--- Task inputs ---

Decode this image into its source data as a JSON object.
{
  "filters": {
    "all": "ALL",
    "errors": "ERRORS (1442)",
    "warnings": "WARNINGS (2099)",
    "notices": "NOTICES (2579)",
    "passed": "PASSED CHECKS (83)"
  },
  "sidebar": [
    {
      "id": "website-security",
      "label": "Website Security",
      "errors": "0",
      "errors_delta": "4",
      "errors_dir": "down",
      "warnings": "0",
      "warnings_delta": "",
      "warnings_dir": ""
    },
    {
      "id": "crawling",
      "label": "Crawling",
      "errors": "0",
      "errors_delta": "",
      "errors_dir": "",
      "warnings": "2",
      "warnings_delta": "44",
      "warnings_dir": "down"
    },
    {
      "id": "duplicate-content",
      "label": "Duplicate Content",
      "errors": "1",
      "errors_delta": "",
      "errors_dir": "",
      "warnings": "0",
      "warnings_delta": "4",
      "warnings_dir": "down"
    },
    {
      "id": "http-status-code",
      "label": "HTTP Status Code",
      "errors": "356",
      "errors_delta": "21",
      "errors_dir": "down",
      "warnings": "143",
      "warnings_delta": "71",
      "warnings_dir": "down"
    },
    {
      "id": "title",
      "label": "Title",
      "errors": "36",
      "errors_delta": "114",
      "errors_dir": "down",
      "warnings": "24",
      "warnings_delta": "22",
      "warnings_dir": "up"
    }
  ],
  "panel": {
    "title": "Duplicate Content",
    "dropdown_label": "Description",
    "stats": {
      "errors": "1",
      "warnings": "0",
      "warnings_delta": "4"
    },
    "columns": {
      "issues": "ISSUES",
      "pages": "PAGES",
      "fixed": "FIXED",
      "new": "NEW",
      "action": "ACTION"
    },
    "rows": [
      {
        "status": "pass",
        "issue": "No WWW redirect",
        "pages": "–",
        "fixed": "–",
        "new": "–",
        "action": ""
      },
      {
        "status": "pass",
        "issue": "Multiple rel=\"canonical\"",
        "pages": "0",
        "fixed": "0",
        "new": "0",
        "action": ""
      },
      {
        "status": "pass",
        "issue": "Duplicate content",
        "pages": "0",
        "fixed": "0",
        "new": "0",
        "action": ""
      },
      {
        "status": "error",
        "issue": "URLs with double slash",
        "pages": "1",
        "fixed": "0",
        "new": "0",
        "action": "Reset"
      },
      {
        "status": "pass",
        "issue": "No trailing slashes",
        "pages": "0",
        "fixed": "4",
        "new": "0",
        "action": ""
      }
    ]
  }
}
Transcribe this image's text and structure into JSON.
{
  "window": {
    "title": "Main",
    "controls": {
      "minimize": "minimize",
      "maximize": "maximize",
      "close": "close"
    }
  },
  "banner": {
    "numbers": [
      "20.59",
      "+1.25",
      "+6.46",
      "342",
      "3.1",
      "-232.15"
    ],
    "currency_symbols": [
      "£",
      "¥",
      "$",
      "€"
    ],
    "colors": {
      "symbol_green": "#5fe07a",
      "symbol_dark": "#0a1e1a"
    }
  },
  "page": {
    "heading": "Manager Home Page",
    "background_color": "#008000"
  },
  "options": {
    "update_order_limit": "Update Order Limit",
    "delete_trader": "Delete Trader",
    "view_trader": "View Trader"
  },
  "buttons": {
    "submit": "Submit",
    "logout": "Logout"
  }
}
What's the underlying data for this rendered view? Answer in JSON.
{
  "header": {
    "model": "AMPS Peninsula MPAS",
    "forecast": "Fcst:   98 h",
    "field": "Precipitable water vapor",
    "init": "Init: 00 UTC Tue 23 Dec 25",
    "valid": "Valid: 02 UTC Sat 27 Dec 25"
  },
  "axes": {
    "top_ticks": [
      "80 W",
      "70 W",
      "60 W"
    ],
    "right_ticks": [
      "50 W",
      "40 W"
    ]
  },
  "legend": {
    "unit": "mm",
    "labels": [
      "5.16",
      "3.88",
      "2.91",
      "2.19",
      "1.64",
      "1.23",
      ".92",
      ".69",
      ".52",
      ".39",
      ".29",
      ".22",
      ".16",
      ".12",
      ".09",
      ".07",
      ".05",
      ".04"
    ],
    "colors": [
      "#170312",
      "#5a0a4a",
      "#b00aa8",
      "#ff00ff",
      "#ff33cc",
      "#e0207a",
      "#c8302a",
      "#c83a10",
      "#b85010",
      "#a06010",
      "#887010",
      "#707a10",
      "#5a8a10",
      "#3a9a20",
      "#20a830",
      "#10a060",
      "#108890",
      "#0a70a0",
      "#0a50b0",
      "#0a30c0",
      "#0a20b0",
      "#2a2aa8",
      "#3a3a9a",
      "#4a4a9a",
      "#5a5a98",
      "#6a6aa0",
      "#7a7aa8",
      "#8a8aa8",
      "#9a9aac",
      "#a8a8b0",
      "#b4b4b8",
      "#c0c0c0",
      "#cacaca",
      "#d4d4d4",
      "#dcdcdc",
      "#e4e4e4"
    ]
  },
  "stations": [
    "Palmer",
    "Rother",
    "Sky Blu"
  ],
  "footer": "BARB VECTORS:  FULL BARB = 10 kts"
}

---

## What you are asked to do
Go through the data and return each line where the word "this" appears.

## Answer section
Decode this image into its source data as a JSON object.
Transcribe this image's text and structure into JSON.
What's the underlying data for this rendered view? Answer in JSON.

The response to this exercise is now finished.